# [What this task involves]
From the records below, copy every line that contains the word "Transport".
------ Dataset content
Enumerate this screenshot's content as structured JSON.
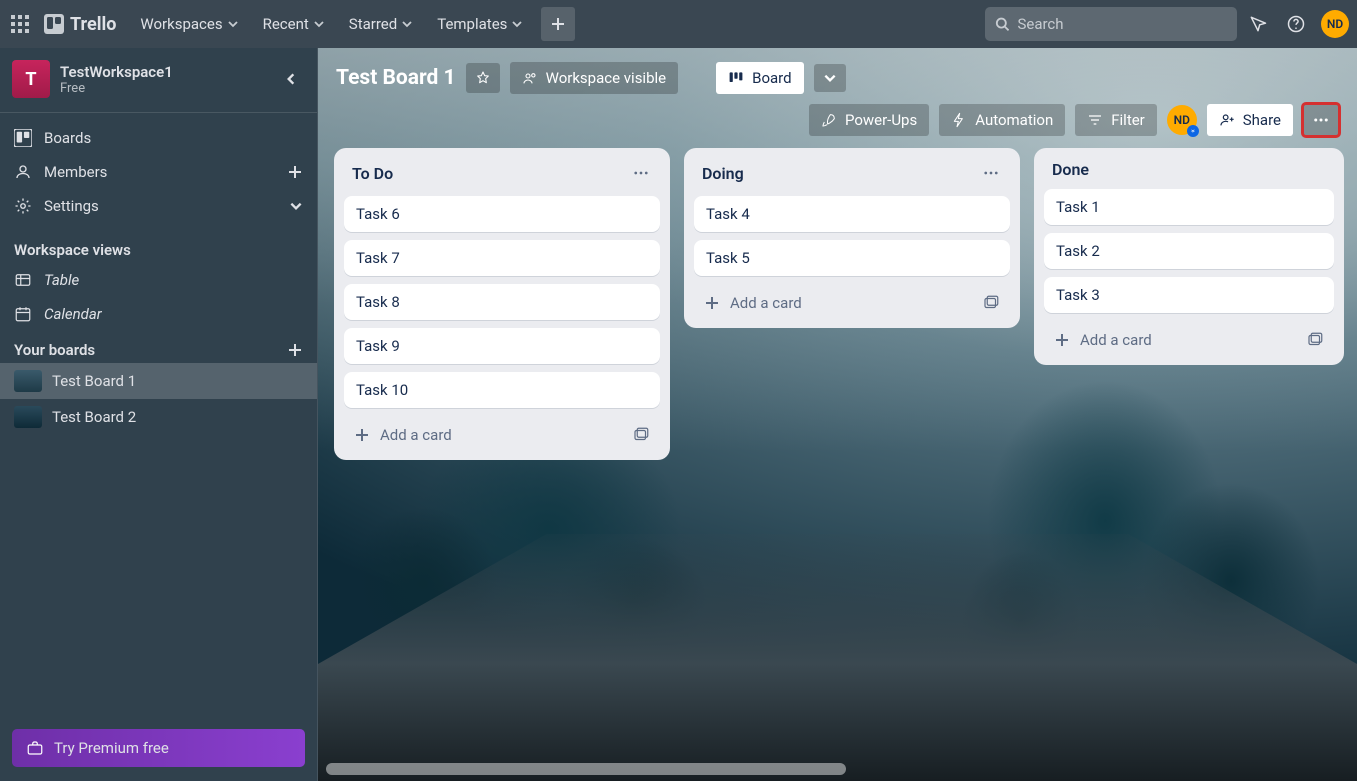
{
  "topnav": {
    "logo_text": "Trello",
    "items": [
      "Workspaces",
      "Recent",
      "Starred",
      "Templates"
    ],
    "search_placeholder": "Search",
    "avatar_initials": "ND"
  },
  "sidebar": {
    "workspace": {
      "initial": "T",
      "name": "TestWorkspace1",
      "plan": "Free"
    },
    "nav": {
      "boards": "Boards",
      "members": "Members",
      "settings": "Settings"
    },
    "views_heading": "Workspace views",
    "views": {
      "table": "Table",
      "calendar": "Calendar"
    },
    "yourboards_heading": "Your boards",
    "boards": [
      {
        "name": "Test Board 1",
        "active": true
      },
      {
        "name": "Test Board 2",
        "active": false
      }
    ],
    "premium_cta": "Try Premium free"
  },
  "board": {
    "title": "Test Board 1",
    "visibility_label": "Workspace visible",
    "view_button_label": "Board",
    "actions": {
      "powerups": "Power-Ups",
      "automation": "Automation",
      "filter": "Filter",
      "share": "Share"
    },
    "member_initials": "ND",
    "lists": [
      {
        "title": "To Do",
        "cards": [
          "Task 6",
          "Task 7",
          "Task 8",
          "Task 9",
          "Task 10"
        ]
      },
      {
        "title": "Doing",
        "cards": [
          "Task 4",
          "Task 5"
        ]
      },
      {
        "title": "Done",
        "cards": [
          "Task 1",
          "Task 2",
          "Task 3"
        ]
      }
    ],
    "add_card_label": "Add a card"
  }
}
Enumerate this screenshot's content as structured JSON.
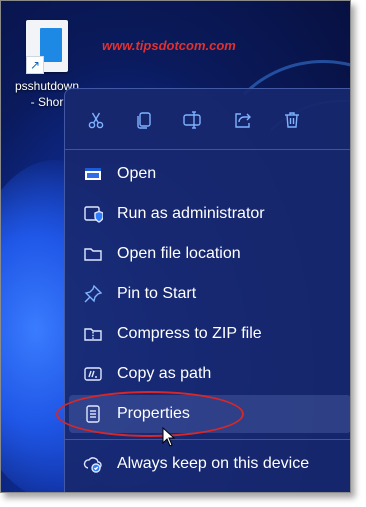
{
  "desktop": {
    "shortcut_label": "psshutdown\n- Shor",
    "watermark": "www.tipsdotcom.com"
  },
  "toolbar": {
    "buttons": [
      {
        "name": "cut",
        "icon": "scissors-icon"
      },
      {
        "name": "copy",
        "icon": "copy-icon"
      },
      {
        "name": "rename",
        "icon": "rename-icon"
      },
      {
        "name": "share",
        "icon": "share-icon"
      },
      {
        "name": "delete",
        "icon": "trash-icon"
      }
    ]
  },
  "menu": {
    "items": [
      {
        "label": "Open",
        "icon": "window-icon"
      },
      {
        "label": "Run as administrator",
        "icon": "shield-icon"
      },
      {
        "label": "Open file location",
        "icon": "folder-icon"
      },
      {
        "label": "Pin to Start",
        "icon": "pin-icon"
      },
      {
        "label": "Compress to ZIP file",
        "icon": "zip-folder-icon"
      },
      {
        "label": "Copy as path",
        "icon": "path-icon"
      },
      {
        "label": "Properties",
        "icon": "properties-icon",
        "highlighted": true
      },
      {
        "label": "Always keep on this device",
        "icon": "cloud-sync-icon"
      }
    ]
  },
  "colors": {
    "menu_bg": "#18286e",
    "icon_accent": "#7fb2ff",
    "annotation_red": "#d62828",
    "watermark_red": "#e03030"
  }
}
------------
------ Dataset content
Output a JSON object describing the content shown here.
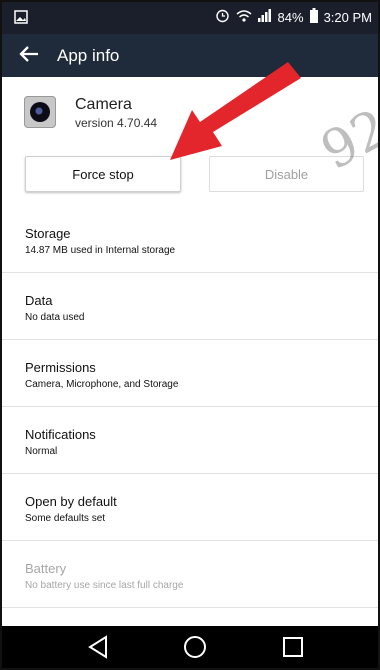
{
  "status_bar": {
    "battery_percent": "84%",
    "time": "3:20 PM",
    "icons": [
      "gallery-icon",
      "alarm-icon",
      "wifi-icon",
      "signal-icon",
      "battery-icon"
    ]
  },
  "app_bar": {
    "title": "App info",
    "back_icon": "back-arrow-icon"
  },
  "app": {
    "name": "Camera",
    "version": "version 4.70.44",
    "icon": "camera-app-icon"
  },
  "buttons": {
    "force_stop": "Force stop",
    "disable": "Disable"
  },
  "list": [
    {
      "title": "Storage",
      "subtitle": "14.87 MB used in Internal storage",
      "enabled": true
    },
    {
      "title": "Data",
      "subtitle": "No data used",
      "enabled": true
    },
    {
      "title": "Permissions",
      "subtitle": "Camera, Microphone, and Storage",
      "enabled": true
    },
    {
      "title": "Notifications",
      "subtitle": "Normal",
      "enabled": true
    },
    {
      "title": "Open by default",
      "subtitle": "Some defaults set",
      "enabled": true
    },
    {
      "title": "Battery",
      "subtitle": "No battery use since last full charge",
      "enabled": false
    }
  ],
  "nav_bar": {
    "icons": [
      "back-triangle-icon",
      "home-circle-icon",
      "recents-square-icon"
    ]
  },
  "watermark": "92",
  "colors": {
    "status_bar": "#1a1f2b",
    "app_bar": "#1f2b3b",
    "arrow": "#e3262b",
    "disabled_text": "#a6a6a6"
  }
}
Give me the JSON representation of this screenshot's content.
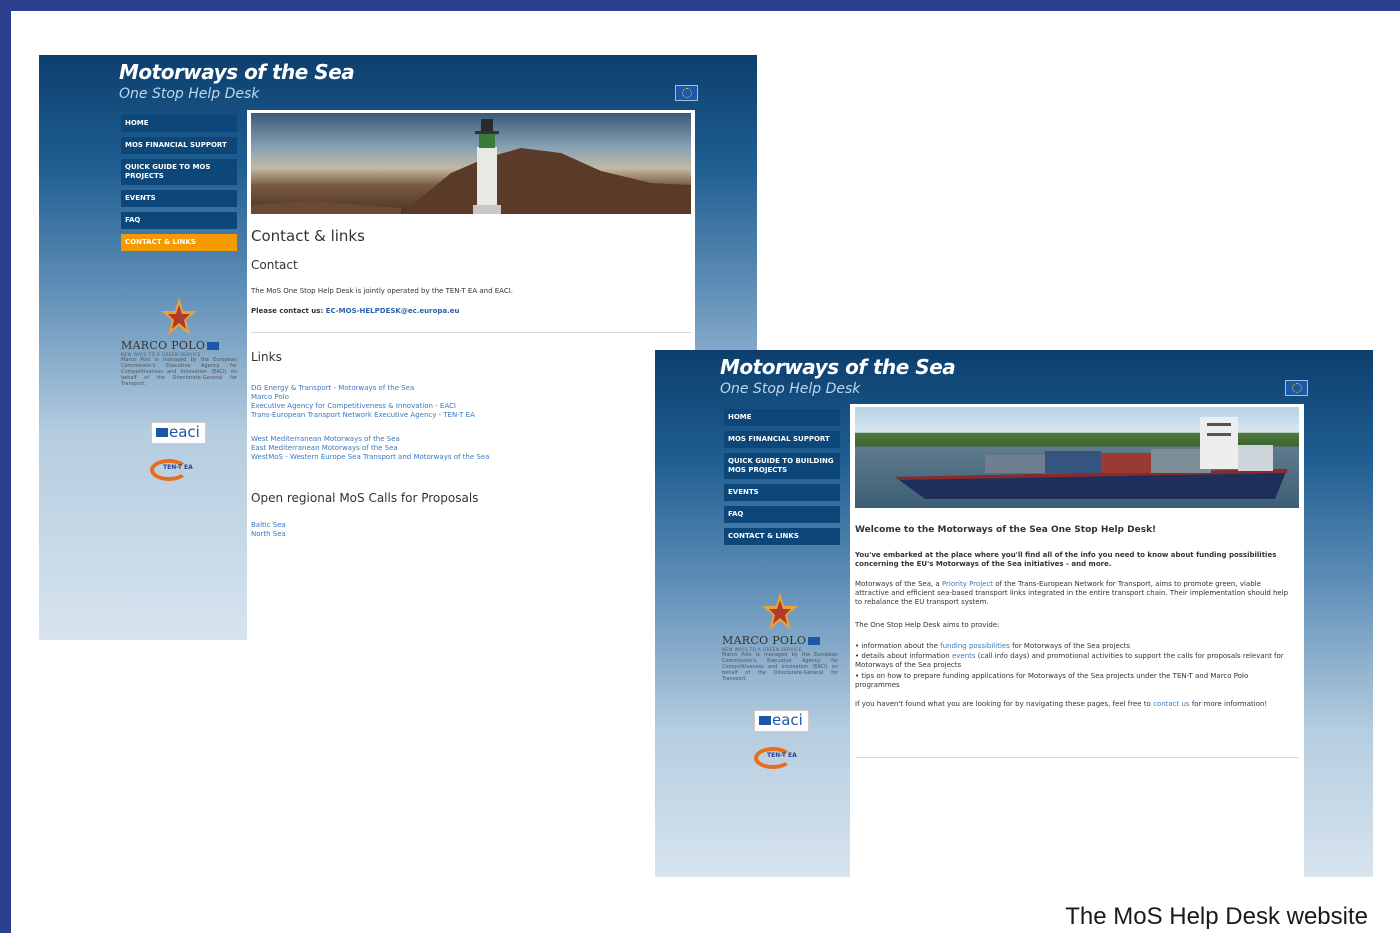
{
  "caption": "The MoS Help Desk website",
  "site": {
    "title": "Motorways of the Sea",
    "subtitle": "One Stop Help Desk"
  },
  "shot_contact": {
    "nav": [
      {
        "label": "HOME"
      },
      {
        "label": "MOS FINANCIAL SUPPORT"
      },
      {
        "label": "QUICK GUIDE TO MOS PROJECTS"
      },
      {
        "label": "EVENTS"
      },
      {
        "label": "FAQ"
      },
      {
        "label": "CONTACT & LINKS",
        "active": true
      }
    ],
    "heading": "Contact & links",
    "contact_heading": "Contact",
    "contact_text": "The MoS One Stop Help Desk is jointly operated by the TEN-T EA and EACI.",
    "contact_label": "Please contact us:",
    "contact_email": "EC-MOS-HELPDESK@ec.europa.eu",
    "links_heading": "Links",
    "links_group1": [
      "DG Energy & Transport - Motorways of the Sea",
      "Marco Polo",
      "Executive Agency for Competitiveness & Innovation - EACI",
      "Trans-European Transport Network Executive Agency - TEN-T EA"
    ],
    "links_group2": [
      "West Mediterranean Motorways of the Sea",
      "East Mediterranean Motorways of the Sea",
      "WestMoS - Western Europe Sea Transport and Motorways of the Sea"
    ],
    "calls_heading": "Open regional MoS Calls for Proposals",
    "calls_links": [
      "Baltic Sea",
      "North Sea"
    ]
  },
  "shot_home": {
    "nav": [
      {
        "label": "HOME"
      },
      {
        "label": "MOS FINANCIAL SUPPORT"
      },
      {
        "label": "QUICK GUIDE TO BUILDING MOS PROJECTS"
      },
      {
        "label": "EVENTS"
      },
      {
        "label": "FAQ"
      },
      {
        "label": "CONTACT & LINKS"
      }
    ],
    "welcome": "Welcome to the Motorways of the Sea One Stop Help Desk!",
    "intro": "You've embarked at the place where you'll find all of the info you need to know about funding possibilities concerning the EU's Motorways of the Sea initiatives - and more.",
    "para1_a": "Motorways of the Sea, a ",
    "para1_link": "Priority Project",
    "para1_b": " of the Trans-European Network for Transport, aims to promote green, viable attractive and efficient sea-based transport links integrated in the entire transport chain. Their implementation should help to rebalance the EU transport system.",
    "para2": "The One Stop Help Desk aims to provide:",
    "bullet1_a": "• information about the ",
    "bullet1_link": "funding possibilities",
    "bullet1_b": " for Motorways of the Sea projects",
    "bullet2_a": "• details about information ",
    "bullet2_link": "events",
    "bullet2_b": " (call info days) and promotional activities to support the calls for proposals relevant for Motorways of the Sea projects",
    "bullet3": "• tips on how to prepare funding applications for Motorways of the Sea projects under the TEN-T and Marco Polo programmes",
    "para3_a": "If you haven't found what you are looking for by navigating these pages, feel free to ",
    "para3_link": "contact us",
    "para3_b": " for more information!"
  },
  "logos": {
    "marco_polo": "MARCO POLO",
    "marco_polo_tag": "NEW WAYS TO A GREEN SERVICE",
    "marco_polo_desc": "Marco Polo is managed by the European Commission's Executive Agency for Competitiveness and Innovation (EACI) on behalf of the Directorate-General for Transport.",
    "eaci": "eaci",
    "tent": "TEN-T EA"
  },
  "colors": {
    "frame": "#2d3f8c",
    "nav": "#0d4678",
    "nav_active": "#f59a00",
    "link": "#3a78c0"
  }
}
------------
# [Expected output]
      "DG Energy & Transport - Motorways of the Sea",
      "Trans-European Transport Network Executive Agency - TEN-T EA"
      "WestMoS - Western Europe Sea Transport and Motorways of the Sea"
    "para1_b": " of the Trans-European Network for Transport, aims to promote green, viable attractive and efficient sea-based transport links integrated in the entire transport chain. Their implementation should help to rebalance the EU transport system.",
    "marco_polo_desc": "Marco Polo is managed by the European Commission's Executive Agency for Competitiveness and Innovation (EACI) on behalf of the Directorate-General for Transport.",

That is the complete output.